An excerpt from Elgar’s notebook shows Mendelssohn’s Wedding March in the top staff with the lover’s theme in the two lower staves (Figure 1). In four measures there are no less than seven dissonant intervals between Elgar’s counterpoint and the Wedding March. Dissonance is defined as any interval other than a unison, octave, perfect fourth, perfect fifth, major or minor third, and major or minor sixth. The prevalence of so many dissonant intervals obliterates the myth Elgar would strictly avoid any dissonant intervals between the Enigma Theme and the covert Principal Theme. In his Cockaigne Overture, Mendelssohn’s Wedding March is unstated (or covert) as it is not played. Mendelssohn was a devout Lutheran, further dispelling the myth Elgar’s Roman Catholicism would somehow bar him from considering any promising themes composed by a Protestant. It should also be pointed out Elgar modified the covert source melody to better suit his counterpoint, changing some notes and omitting others completely. These alterations are indicated with brackets.
Although separated by three decades, these two events from Elgar’s life share four common themes:
- Composed a counterpoint to a melody
- Melody is famous
- Counterpoint is featured in an orchestral context
- Both cases combine elements of humor and seriousness
Do these traits sound familiar? They are all associated with the correct covert Principal Theme to the Enigma Variations, a work composed between 1898 and 99 when Elgar was 41 years old.
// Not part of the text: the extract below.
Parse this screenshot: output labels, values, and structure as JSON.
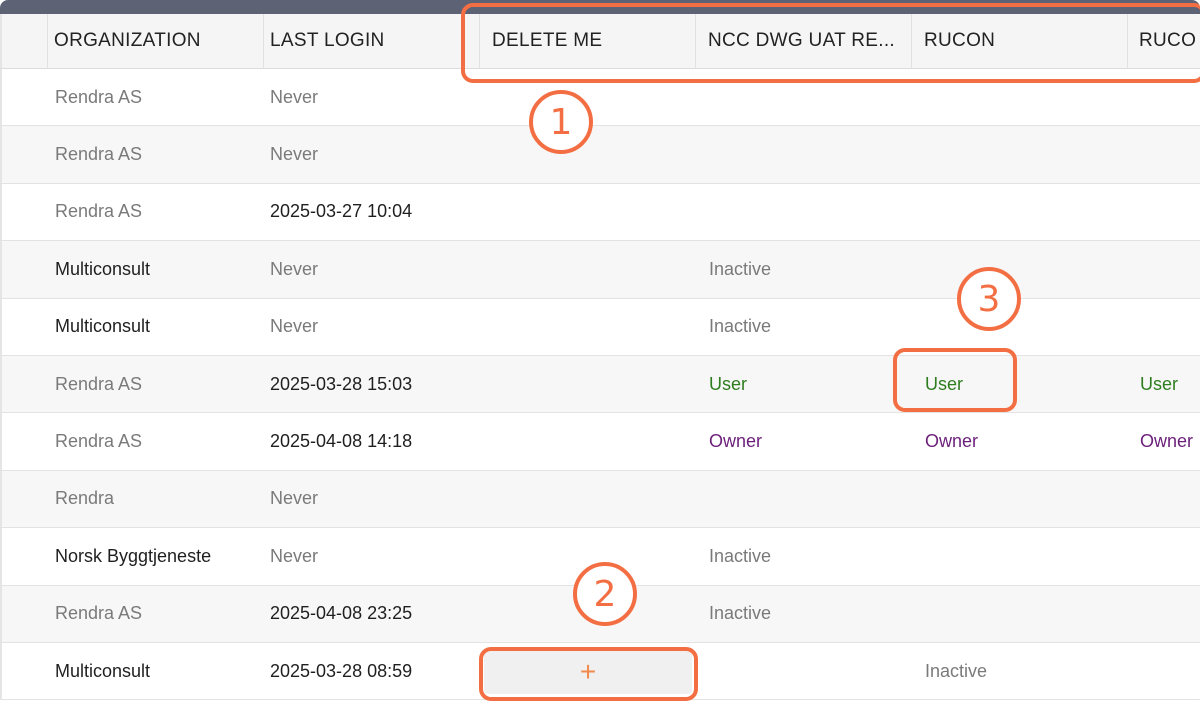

In a 1911 program note he wrote the Variations were begun ‘in a spirit of humor & continued in deep seriousness.’ To learn more about the secrets of the Enigma Variations, read my eBook Elgar’s Enigmas Exposed.
 Adams, B. (Editor). Edward Elgar and His World. Princeton: Princeton University Press, 2007, p. 18.
 From a letter to August Jaeger dated June 20, 1900.
 Grimley, D. M., & Rushton, J. (2004). The Cambridge companion to Elgar. Cambridge: Cambridge University Press, p. 109.
 McVeagh, D. (2007). Elgar the Music Maker. Rochester, NY: Boydell Press, p. 193.
 Adams, B. (Editor). Edward Elgar and His World. Princeton: Princeton University Press, 2007, p. 12.
 Kennedy, Michael. The Life of Elgar (Musical Lives). Illustrated edition ed. New York: Cambridge University Press, 2004, p. 32.
 Moore, J. N. (1999). Edward Elgar: A Creative Life (Clarendon Paperbacks) (New Ed ed.). New York: Oxford University Press, USA, p. 179.
 Worcester Papers, no. 6, September 18, 1852 (MS at Elgar Birthplace Museum).
 Kennedy, Michael. The Life of Elgar (Musical Lives). Illustrated edition ed. New York: Cambridge University Press, 2004, p. 68
 Moore, J. N. (1999). Edward Elgar: A Creative Life (Clarendon Paperbacks) (New Ed.). New York: Oxford University Press, USA, p. 114.
 Cited from an unpublished paper by Eric Sams entitled Elgar’s Cipher Table (1970-71).
 Kahn, David. The Code Breakers. New York: The Macmillan Company, 1968, p. 800.
 Buckley, Robert J. (1905). Sir Edward Elgar). New York: Kessinger Publishing, Llc, 2009, p. 41.
 McVeagh, D. (2007). Elgar the Music Maker. Rochester, NY: Boydell Press, p. 3.
 Daverio, J. (2008). Crossing Paths: Schubert, Schumann, and Brahms. New York: Oxford University Press, USA, p. 101.
 Kennedy, M. (2004). The Life of Elgar. New York: Cambridge University Press. p. 66.
 Buckley, Robert J. Sir Edward Elgar (1905). New York: Kessinger Publishing, Llc, 2009, p. xii
 Ibid, p. 7.
 Moore, J. N. (1987). Edward Elgar: A Creative Life. New York: Oxford University Press, p. 21.
 Interview with Rudolph de Cordova, February 11, 1904, in The Strand Magazine, May 1904, p. 538.
 Buckley, R. J. (2009). Sir Edward Elgar (1905). New York: Kessinger Publishing, Llc, p. 13.
 Ibid, p. 13.
 Ibid, p. 32.
 Moore, J. N. (1987). Edward Elgar: A Creative Life. New York: Oxford University Press, p. 43.
 McVeagh, D. (2007). Elgar the Music Maker. Rochester, NY: Boydell Press, p. 75.
 Ibid, p. 75.
 Ibid, p. 68.